In Highways & Byways of the Borders, Newcastle was described as being the Bridle of the Scots, but border conflict reached further south, as York was the ancient military centre against the northern perils. This is from Highways & Byways in Yorkshire:
How shall we, who look on Scots as our fellow countrymen, understand what York and England thought of them? Here is an old document which tells us clearly; and I make no apology for quoting it, since no one can understand the part which York and Yorkshireman played on the great field into which were re going without a knowledge of the mutual feeling between Scot and Englishman.
“To all thew Cristen people this present wrytynge seeing, redyng or heryng, George th’ Grey of Chelvingham in the Countie of Northumberland, Knyght, Sir Richard Brown, Vicar of Heddon… grettynge in our Lord God Everlasting. Unto whom it apperteighneth due and humble recommendacioun. Be it known to your universities that whereas we be informed yt ono Bertram Dawson of the Citie of York, draper, is sinisterly defamed that he should be a Scottyshjman borne, whereby he is grievously hurt in his name and goodes; and for so much as meretory and medal it is to record and testyfie ye truth in every matter duely required, that for the concealment thereof prejudice be not engineered to the innocent; we, therefore, testified and records yt the same Bertram Dawson was gotten and borne in the towne of Warden in the Parishe of Bamburg… Wherefore we besech and desyre youe and ychge ono of your to admit repute and take the said Bertram as an Ynglesman, not yeving credence to such defame and detraction…”

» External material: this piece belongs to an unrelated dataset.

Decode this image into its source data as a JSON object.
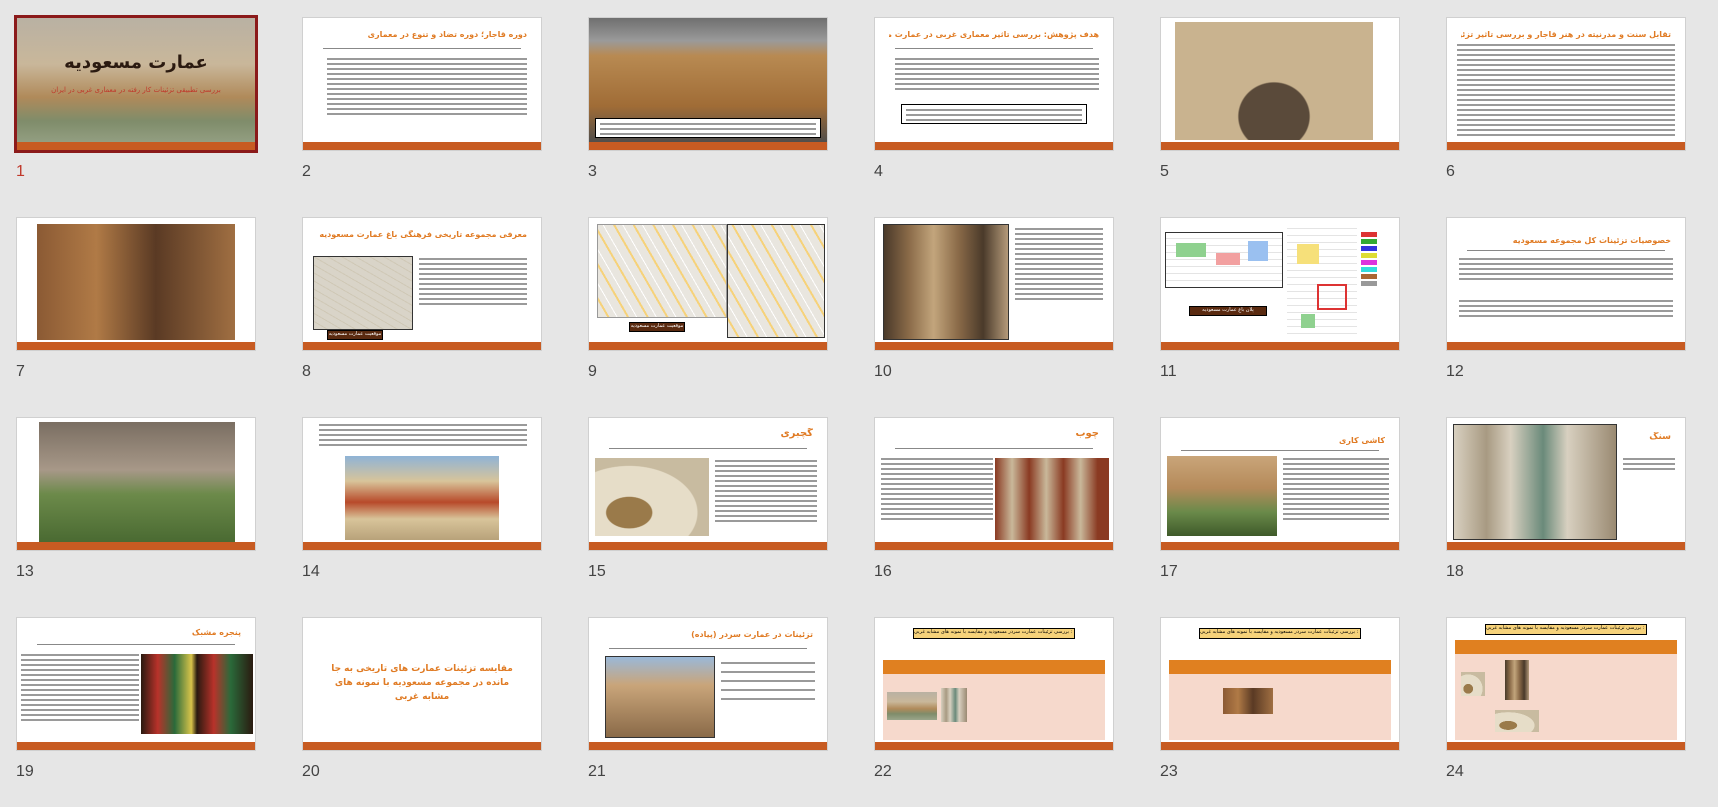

Consider this document. It must have cost money. Knights and Abbots did not testify for the advantage of a draper out of sheer love of justice. Bertram must have paid heavily and it is clear, therefore that he wanted the document badly. Thus the suspicion of being a Scot had involved him in some serious trouble at the hands of his fellow townsmen, from which he could escape only by proving the suspicion groundless. In plain words, what their document shows us is the fierce and unquenchable hatred which burnt between Scotland and England in all the middle ages, and which in this loud old city, head and centre of the greatest of the 6 northern counties, never waned till the union of the two countries into one government took their occupation from the border raiders, and let the old feuds die away into oblivion.”
Hm…. Arthur H. Norway seems to be making a few too many assumptions here. In order to trade in a city such as York, a man had to become a burgess, which required him to be either born there, or to marry the daughter of a burgess or to have served his apprenticeship with a burgess there. The fact that he is apparently allowed to take means he has been accepted by the local guild. Its there was a problem with his qualifications, then they should have had the documents to deal with it. what this suggests is that this may be merely a document required to establish his right to purchase hid freedom of the city to become a rider there, which would require proof of his birth, which seems to be the above document. This is not, I think a matter of anti Scots bias, but a need to protect local traders, which in a wealthy city such as York was of huge importance